§ **WORK TO COMPLETE**: Among the entries below, count each line holding the word "this". Write only the number.

§ **STUDY MATERIAL**:

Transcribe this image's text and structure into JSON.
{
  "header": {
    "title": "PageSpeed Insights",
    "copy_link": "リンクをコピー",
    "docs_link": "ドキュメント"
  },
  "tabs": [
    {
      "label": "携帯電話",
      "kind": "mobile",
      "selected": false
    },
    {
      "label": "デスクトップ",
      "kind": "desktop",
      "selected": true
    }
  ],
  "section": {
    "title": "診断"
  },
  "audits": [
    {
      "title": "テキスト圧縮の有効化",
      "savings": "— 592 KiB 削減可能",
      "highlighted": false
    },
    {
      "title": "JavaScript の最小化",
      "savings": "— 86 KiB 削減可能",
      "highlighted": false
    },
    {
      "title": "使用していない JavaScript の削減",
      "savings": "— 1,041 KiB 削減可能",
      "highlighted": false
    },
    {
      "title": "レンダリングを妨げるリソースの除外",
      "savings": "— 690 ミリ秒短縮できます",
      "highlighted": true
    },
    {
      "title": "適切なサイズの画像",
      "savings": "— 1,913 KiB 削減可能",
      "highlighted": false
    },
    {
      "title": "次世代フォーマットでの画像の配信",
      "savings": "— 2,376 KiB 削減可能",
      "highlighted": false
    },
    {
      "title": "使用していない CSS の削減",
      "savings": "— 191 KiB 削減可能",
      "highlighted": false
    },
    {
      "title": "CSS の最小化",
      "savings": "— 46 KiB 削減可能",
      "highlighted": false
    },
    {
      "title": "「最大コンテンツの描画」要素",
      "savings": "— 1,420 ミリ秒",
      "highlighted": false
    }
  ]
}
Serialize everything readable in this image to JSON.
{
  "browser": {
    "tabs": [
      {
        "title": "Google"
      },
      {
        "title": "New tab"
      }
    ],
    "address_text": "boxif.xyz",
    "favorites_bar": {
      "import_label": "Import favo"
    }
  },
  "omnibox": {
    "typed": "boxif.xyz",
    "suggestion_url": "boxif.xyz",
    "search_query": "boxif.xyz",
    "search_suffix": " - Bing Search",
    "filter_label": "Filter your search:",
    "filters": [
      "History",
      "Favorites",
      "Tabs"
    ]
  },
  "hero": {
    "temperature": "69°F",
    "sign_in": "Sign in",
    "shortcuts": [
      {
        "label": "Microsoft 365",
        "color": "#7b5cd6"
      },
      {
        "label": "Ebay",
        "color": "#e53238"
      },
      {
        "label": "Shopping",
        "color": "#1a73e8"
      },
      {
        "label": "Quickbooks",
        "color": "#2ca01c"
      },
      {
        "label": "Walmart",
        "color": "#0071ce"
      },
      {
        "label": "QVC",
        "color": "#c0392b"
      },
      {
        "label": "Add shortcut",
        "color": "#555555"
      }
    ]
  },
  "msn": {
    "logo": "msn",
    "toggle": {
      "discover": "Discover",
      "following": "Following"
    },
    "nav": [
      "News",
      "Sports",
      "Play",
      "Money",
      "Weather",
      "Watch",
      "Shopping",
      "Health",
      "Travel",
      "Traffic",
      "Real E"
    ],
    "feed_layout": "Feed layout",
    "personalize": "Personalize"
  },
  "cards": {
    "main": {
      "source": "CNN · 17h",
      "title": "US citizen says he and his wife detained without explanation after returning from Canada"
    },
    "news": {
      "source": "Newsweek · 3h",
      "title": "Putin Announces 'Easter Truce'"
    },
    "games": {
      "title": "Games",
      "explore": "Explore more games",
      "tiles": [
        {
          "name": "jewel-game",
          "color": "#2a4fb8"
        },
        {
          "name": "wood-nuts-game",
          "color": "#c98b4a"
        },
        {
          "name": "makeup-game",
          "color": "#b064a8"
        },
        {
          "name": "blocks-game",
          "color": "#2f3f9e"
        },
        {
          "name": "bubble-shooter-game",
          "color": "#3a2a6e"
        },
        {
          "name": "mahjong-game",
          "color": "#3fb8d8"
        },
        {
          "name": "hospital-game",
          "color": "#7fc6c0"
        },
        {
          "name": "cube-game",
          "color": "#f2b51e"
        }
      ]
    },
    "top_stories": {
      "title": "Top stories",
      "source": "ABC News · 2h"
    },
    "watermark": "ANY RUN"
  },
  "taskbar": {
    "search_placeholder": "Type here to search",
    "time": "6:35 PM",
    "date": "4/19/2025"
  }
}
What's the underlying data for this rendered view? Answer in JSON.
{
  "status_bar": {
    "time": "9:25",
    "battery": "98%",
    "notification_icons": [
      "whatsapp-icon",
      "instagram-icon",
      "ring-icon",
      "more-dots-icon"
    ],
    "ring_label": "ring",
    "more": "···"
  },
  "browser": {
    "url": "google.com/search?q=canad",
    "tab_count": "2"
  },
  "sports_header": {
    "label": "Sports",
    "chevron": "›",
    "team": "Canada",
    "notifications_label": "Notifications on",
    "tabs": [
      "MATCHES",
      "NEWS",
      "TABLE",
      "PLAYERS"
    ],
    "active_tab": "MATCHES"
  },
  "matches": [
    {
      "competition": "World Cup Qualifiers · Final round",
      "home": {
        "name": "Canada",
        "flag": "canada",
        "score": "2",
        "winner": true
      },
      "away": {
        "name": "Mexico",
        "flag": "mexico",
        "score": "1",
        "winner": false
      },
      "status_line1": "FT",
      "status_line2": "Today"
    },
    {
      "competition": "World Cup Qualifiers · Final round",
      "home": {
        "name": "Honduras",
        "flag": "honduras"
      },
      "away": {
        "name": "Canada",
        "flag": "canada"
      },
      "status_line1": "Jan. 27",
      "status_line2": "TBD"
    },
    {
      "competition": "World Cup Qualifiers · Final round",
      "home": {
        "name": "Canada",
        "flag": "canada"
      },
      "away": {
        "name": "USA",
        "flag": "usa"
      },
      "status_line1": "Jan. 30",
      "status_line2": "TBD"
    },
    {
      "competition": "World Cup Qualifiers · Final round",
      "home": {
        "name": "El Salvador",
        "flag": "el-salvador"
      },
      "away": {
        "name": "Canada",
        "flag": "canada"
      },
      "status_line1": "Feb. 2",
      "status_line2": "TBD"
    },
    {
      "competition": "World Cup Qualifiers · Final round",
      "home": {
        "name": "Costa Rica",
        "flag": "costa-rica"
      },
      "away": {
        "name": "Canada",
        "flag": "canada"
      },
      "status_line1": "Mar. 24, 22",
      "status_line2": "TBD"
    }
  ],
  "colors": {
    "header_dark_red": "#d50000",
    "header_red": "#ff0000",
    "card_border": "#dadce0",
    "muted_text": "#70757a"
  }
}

§ **RESPONSE AREA**: 3